WHAT YOU HAVE TO DO :: The whole listing below should be printed again exactly, with no images.

INPUT DATA ::
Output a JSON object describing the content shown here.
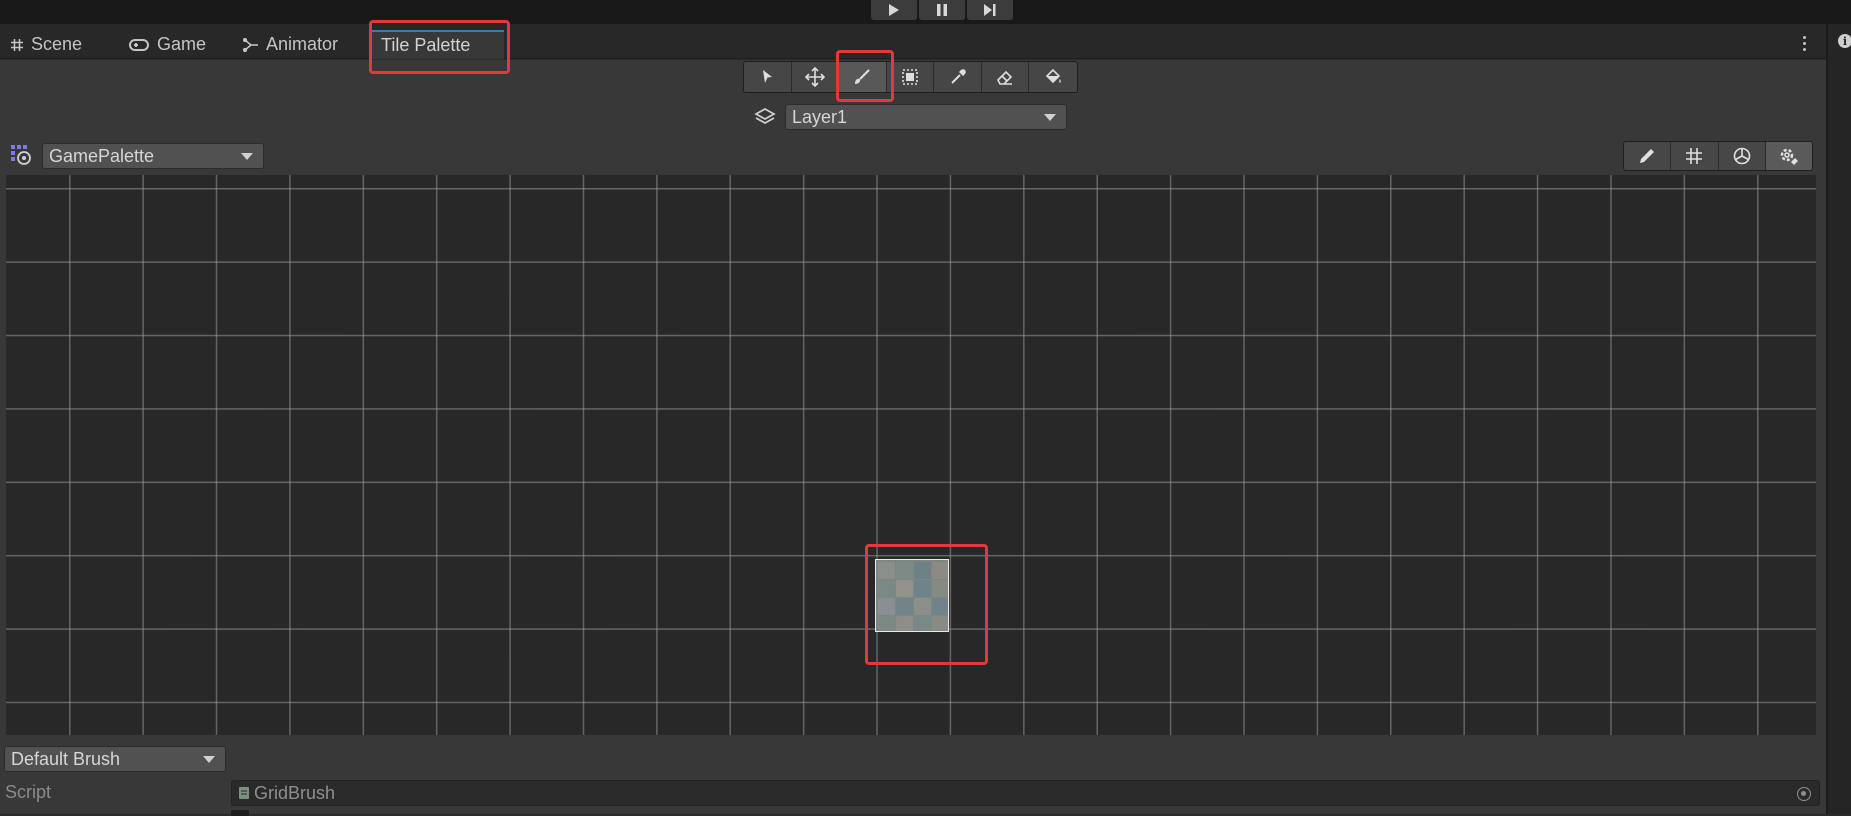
{
  "tabs": [
    {
      "label": "Scene",
      "icon": "grid-icon"
    },
    {
      "label": "Game",
      "icon": "gamepad-icon"
    },
    {
      "label": "Animator",
      "icon": "animator-icon"
    },
    {
      "label": "Tile Palette",
      "icon": "none",
      "active": true
    }
  ],
  "playbar": {
    "buttons": [
      "play-icon",
      "pause-icon",
      "step-icon"
    ]
  },
  "tools": [
    "select-icon",
    "move-icon",
    "paint-brush-icon",
    "box-fill-icon",
    "picker-icon",
    "eraser-icon",
    "fill-bucket-icon"
  ],
  "active_tool": "paint-brush-icon",
  "target_layer": {
    "value": "Layer1"
  },
  "palette": {
    "value": "GamePalette"
  },
  "palette_tools": [
    "edit-icon",
    "grid-toggle-icon",
    "gizmo-icon",
    "settings-icon"
  ],
  "brush": {
    "value": "Default Brush"
  },
  "script": {
    "label": "Script",
    "value": "GridBrush"
  },
  "colors": {
    "accent": "#3a79bb",
    "highlight": "#e23a3a",
    "background": "#383838",
    "grid_bg": "#282828"
  }
}
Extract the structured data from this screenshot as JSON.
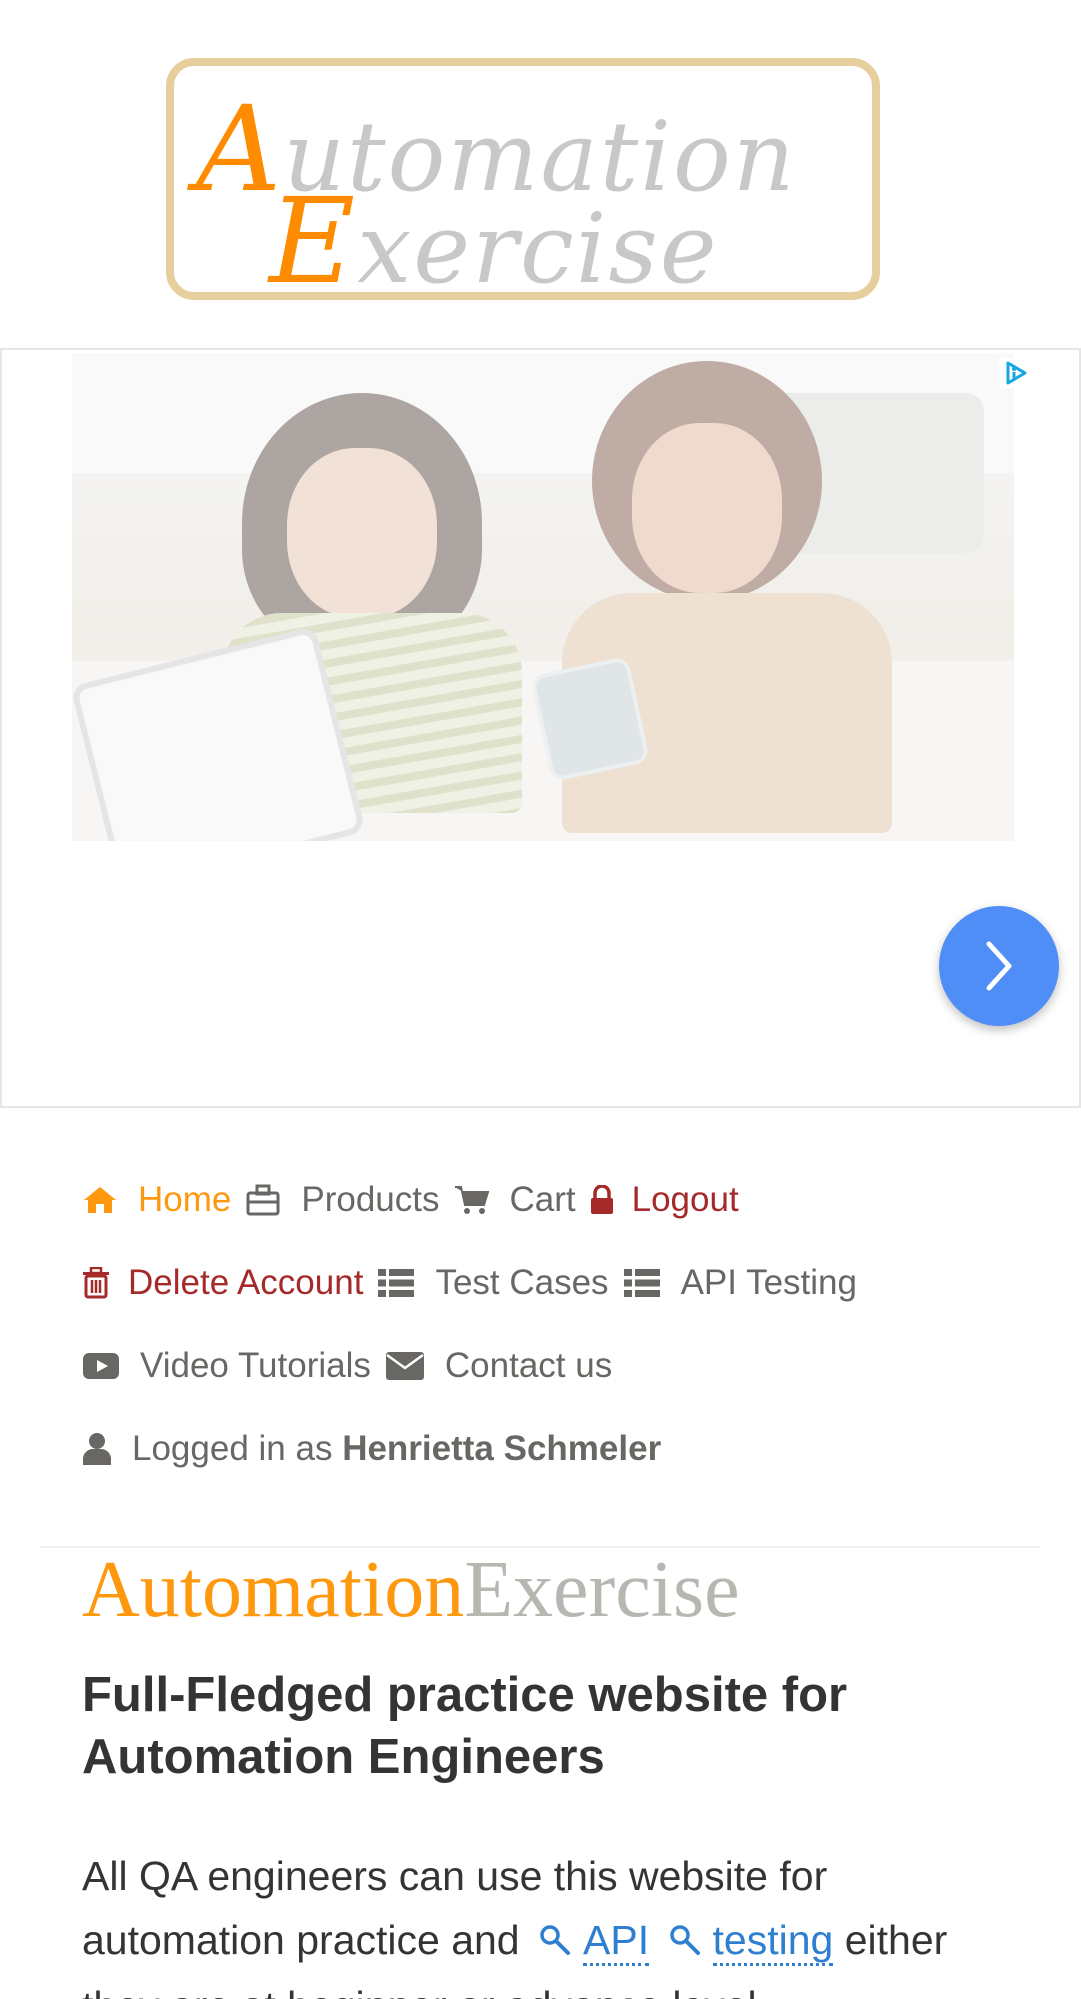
{
  "logo": {
    "line1_cap": "A",
    "line1_rest": "utomation",
    "line2_cap": "E",
    "line2_rest": "xercise"
  },
  "ad": {
    "choices_icon": "adchoices-icon",
    "next_icon": "chevron-right-icon",
    "accent_color": "#4f8ef7"
  },
  "nav": {
    "home": "Home",
    "products": "Products",
    "cart": "Cart",
    "logout": "Logout",
    "delete_account": "Delete Account",
    "test_cases": "Test Cases",
    "api_testing": "API Testing",
    "video_tutorials": "Video Tutorials",
    "contact_us": "Contact us",
    "logged_in_prefix": "Logged in as",
    "username": "Henrietta Schmeler"
  },
  "hero": {
    "brand_part1": "Automation",
    "brand_part2": "Exercise",
    "title": "Full-Fledged practice website for Automation Engineers",
    "text_before": "All QA engineers can use this website for automation practice and",
    "keyword1": "API",
    "keyword2": "testing",
    "text_after": "either they are at beginner or advance level"
  },
  "colors": {
    "brand_orange": "#fe980f",
    "danger_red": "#a52a2a",
    "link_blue": "#2f7fd1",
    "text_gray": "#696763"
  }
}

RESPONSE BOX ::
Output a JSON object describing the content shown here.
{
  "tabs": [
    {
      "label": "Scene",
      "icon": "grid-icon"
    },
    {
      "label": "Game",
      "icon": "gamepad-icon"
    },
    {
      "label": "Animator",
      "icon": "animator-icon"
    },
    {
      "label": "Tile Palette",
      "icon": "none",
      "active": true
    }
  ],
  "playbar": {
    "buttons": [
      "play-icon",
      "pause-icon",
      "step-icon"
    ]
  },
  "tools": [
    "select-icon",
    "move-icon",
    "paint-brush-icon",
    "box-fill-icon",
    "picker-icon",
    "eraser-icon",
    "fill-bucket-icon"
  ],
  "active_tool": "paint-brush-icon",
  "target_layer": {
    "value": "Layer1"
  },
  "palette": {
    "value": "GamePalette"
  },
  "palette_tools": [
    "edit-icon",
    "grid-toggle-icon",
    "gizmo-icon",
    "settings-icon"
  ],
  "brush": {
    "value": "Default Brush"
  },
  "script": {
    "label": "Script",
    "value": "GridBrush"
  },
  "colors": {
    "accent": "#3a79bb",
    "highlight": "#e23a3a",
    "background": "#383838",
    "grid_bg": "#282828"
  }
}
Extract the structured data from this screenshot as JSON.
{
  "logo": {
    "line1_cap": "A",
    "line1_rest": "utomation",
    "line2_cap": "E",
    "line2_rest": "xercise"
  },
  "ad": {
    "choices_icon": "adchoices-icon",
    "next_icon": "chevron-right-icon",
    "accent_color": "#4f8ef7"
  },
  "nav": {
    "home": "Home",
    "products": "Products",
    "cart": "Cart",
    "logout": "Logout",
    "delete_account": "Delete Account",
    "test_cases": "Test Cases",
    "api_testing": "API Testing",
    "video_tutorials": "Video Tutorials",
    "contact_us": "Contact us",
    "logged_in_prefix": "Logged in as",
    "username": "Henrietta Schmeler"
  },
  "hero": {
    "brand_part1": "Automation",
    "brand_part2": "Exercise",
    "title": "Full-Fledged practice website for Automation Engineers",
    "text_before": "All QA engineers can use this website for automation practice and",
    "keyword1": "API",
    "keyword2": "testing",
    "text_after": "either they are at beginner or advance level"
  },
  "colors": {
    "brand_orange": "#fe980f",
    "danger_red": "#a52a2a",
    "link_blue": "#2f7fd1",
    "text_gray": "#696763"
  }
}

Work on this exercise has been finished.